Task description:
What you print must match the data line for line.

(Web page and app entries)

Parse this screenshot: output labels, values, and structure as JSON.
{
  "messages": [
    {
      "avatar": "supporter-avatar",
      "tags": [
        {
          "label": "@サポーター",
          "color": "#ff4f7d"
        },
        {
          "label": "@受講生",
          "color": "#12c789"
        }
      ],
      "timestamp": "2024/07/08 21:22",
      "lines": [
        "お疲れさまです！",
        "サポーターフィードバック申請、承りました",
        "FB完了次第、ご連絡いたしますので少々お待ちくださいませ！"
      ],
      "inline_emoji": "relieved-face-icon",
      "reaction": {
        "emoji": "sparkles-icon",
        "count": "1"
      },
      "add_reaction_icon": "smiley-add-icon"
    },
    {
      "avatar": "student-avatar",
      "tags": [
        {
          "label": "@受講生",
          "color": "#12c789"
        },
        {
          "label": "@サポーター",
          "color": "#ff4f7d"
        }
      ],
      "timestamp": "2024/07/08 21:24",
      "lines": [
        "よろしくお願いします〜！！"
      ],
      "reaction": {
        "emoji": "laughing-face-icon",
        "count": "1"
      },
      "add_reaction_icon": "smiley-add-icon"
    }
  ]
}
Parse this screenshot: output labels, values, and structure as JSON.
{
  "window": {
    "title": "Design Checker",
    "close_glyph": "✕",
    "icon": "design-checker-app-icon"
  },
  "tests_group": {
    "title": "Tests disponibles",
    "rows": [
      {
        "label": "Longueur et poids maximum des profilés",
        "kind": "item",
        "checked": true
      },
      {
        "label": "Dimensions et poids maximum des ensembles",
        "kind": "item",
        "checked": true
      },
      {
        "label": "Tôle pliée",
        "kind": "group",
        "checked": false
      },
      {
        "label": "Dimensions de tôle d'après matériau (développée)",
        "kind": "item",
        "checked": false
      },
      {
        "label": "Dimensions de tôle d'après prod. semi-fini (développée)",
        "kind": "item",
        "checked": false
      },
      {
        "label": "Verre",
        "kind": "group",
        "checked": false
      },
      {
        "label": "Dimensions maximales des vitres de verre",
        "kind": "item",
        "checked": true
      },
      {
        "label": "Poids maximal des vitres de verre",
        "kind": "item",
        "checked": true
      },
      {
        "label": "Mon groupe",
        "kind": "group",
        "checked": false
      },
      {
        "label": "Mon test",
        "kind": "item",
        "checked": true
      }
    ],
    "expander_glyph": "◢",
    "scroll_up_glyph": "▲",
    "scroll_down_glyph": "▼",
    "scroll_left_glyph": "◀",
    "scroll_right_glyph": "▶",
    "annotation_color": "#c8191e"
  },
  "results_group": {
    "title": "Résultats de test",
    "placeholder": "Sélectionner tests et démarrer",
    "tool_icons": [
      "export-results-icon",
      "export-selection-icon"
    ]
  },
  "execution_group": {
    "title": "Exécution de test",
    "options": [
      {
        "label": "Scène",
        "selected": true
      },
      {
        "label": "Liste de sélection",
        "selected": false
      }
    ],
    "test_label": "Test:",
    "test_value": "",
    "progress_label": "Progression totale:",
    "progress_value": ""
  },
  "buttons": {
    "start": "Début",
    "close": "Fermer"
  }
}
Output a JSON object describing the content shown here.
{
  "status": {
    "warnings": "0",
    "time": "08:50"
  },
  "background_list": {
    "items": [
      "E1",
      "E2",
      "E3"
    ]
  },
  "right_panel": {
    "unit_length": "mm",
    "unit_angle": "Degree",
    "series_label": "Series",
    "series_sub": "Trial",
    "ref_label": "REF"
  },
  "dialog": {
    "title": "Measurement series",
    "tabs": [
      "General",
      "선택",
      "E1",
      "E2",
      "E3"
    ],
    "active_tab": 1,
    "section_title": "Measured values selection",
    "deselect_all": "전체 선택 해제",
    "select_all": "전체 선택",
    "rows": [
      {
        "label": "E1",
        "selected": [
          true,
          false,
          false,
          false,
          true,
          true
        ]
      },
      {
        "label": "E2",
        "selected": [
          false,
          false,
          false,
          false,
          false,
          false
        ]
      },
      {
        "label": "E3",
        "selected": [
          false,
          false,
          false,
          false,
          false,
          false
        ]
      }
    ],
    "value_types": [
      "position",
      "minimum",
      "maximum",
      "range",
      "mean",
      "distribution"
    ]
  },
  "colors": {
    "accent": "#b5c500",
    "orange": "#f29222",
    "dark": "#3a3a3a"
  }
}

Response:
Parse this screenshot: output labels, values, and structure as JSON.
{
  "messages": [
    {
      "avatar": "supporter-avatar",
      "tags": [
        {
          "label": "@サポーター",
          "color": "#ff4f7d"
        },
        {
          "label": "@受講生",
          "color": "#12c789"
        }
      ],
      "timestamp": "2024/07/08 21:22",
      "lines": [
        "お疲れさまです！",
        "サポーターフィードバック申請、承りました",
        "FB完了次第、ご連絡いたしますので少々お待ちくださいませ！"
      ],
      "inline_emoji": "relieved-face-icon",
      "reaction": {
        "emoji": "sparkles-icon",
        "count": "1"
      },
      "add_reaction_icon": "smiley-add-icon"
    },
    {
      "avatar": "student-avatar",
      "tags": [
        {
          "label": "@受講生",
          "color": "#12c789"
        },
        {
          "label": "@サポーター",
          "color": "#ff4f7d"
        }
      ],
      "timestamp": "2024/07/08 21:24",
      "lines": [
        "よろしくお願いします〜！！"
      ],
      "reaction": {
        "emoji": "laughing-face-icon",
        "count": "1"
      },
      "add_reaction_icon": "smiley-add-icon"
    }
  ]
}
Parse this screenshot: output labels, values, and structure as JSON.
{
  "window": {
    "title": "Design Checker",
    "close_glyph": "✕",
    "icon": "design-checker-app-icon"
  },
  "tests_group": {
    "title": "Tests disponibles",
    "rows": [
      {
        "label": "Longueur et poids maximum des profilés",
        "kind": "item",
        "checked": true
      },
      {
        "label": "Dimensions et poids maximum des ensembles",
        "kind": "item",
        "checked": true
      },
      {
        "label": "Tôle pliée",
        "kind": "group",
        "checked": false
      },
      {
        "label": "Dimensions de tôle d'après matériau (développée)",
        "kind": "item",
        "checked": false
      },
      {
        "label": "Dimensions de tôle d'après prod. semi-fini (développée)",
        "kind": "item",
        "checked": false
      },
      {
        "label": "Verre",
        "kind": "group",
        "checked": false
      },
      {
        "label": "Dimensions maximales des vitres de verre",
        "kind": "item",
        "checked": true
      },
      {
        "label": "Poids maximal des vitres de verre",
        "kind": "item",
        "checked": true
      },
      {
        "label": "Mon groupe",
        "kind": "group",
        "checked": false
      },
      {
        "label": "Mon test",
        "kind": "item",
        "checked": true
      }
    ],
    "expander_glyph": "◢",
    "scroll_up_glyph": "▲",
    "scroll_down_glyph": "▼",
    "scroll_left_glyph": "◀",
    "scroll_right_glyph": "▶",
    "annotation_color": "#c8191e"
  },
  "results_group": {
    "title": "Résultats de test",
    "placeholder": "Sélectionner tests et démarrer",
    "tool_icons": [
      "export-results-icon",
      "export-selection-icon"
    ]
  },
  "execution_group": {
    "title": "Exécution de test",
    "options": [
      {
        "label": "Scène",
        "selected": true
      },
      {
        "label": "Liste de sélection",
        "selected": false
      }
    ],
    "test_label": "Test:",
    "test_value": "",
    "progress_label": "Progression totale:",
    "progress_value": ""
  },
  "buttons": {
    "start": "Début",
    "close": "Fermer"
  }
}
Output a JSON object describing the content shown here.
{
  "status": {
    "warnings": "0",
    "time": "08:50"
  },
  "background_list": {
    "items": [
      "E1",
      "E2",
      "E3"
    ]
  },
  "right_panel": {
    "unit_length": "mm",
    "unit_angle": "Degree",
    "series_label": "Series",
    "series_sub": "Trial",
    "ref_label": "REF"
  },
  "dialog": {
    "title": "Measurement series",
    "tabs": [
      "General",
      "선택",
      "E1",
      "E2",
      "E3"
    ],
    "active_tab": 1,
    "section_title": "Measured values selection",
    "deselect_all": "전체 선택 해제",
    "select_all": "전체 선택",
    "rows": [
      {
        "label": "E1",
        "selected": [
          true,
          false,
          false,
          false,
          true,
          true
        ]
      },
      {
        "label": "E2",
        "selected": [
          false,
          false,
          false,
          false,
          false,
          false
        ]
      },
      {
        "label": "E3",
        "selected": [
          false,
          false,
          false,
          false,
          false,
          false
        ]
      }
    ],
    "value_types": [
      "position",
      "minimum",
      "maximum",
      "range",
      "mean",
      "distribution"
    ]
  },
  "colors": {
    "accent": "#b5c500",
    "orange": "#f29222",
    "dark": "#3a3a3a"
  }
}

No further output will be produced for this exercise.